* ACTIVITY: Search the data below for the string "icon" and copy all lines where it shows up.

* EXTRACTED RECORDS:
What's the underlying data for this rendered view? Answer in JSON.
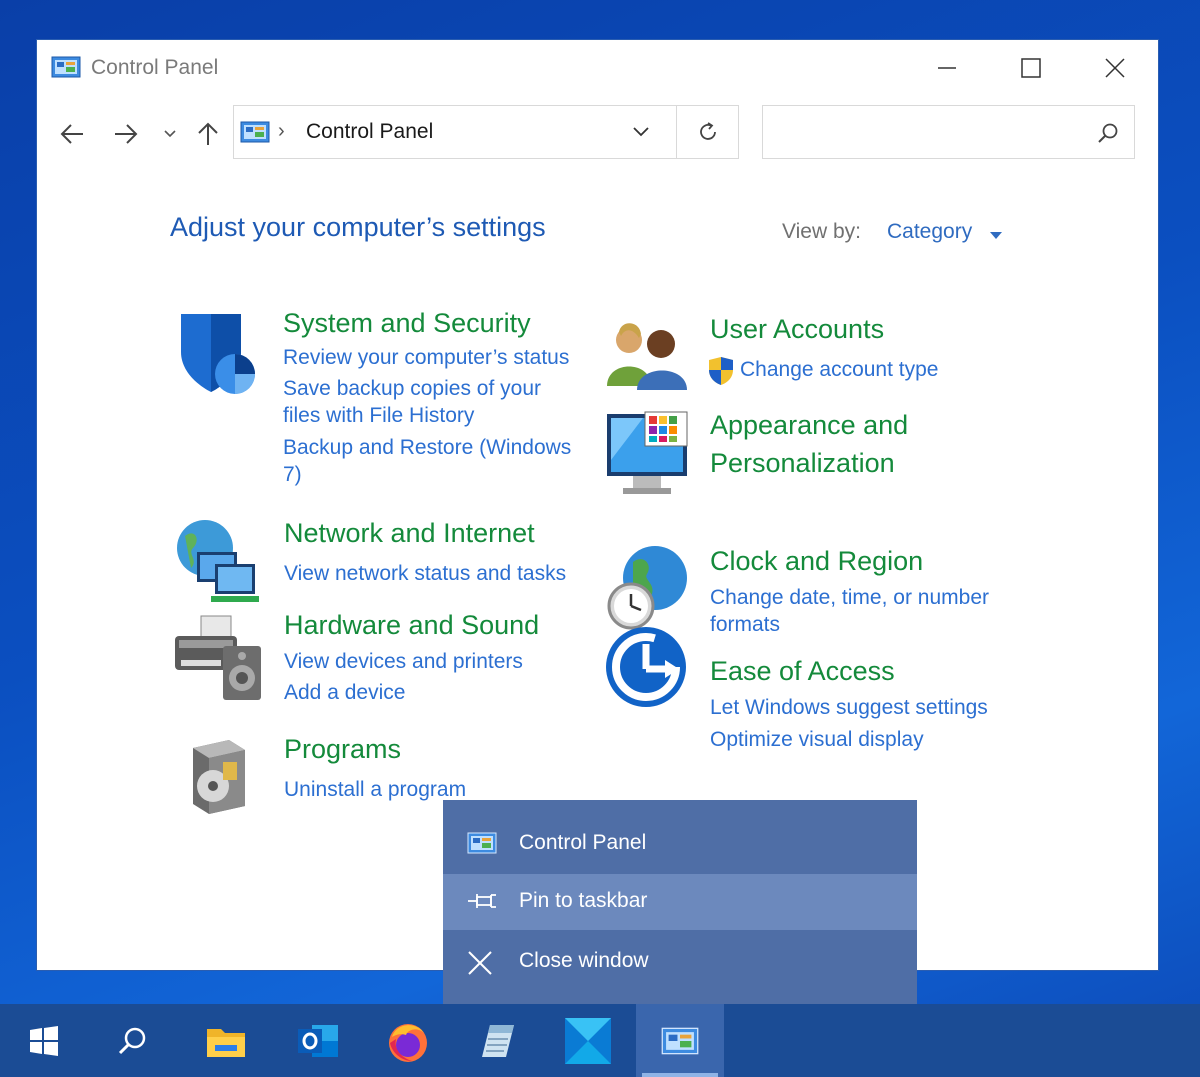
{
  "window": {
    "title": "Control Panel"
  },
  "address_bar": {
    "path": "Control Panel",
    "separator": "›"
  },
  "search": {
    "placeholder": ""
  },
  "main": {
    "heading": "Adjust your computer’s settings",
    "view_by_label": "View by:",
    "view_by_value": "Category"
  },
  "categories": {
    "system_security": {
      "title": "System and Security",
      "links": [
        "Review your computer’s status",
        "Save backup copies of your",
        "files with File History",
        "Backup and Restore (Windows",
        "7)"
      ]
    },
    "network": {
      "title": "Network and Internet",
      "links": [
        "View network status and tasks"
      ]
    },
    "hardware": {
      "title": "Hardware and Sound",
      "links": [
        "View devices and printers",
        "Add a device"
      ]
    },
    "programs": {
      "title": "Programs",
      "links": [
        "Uninstall a program"
      ]
    },
    "user_accounts": {
      "title": "User Accounts",
      "links": [
        "Change account type"
      ]
    },
    "appearance": {
      "title_line1": "Appearance and",
      "title_line2": "Personalization"
    },
    "clock": {
      "title": "Clock and Region",
      "links": [
        "Change date, time, or number",
        "formats"
      ]
    },
    "ease": {
      "title": "Ease of Access",
      "links": [
        "Let Windows suggest settings",
        "Optimize visual display"
      ]
    }
  },
  "jumplist": {
    "items": [
      {
        "label": "Control Panel",
        "icon": "control-panel-icon"
      },
      {
        "label": "Pin to taskbar",
        "icon": "pin-icon"
      },
      {
        "label": "Close window",
        "icon": "close-icon"
      }
    ]
  },
  "taskbar": {
    "items": [
      "start-icon",
      "search-icon",
      "file-explorer-icon",
      "outlook-icon",
      "firefox-icon",
      "notepad-icon",
      "app-icon",
      "control-panel-icon"
    ]
  },
  "colors": {
    "link": "#2c6fd1",
    "category_title": "#148a3b",
    "heading": "#1e5ab4",
    "taskbar": "#1b4c95",
    "jumplist": "#4f6ea6"
  }
}
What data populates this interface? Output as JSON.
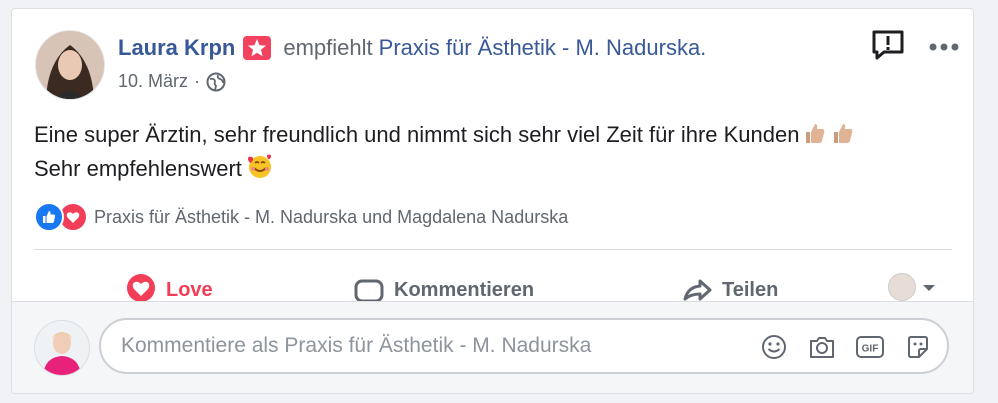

* RESPONSE:
        "icon": "control-panel-icon"
        "icon": "pin-icon"
        "icon": "close-icon"
      "start-icon",
      "search-icon",
      "file-explorer-icon",
      "outlook-icon",
      "firefox-icon",
      "notepad-icon",
      "app-icon",
      "control-panel-icon"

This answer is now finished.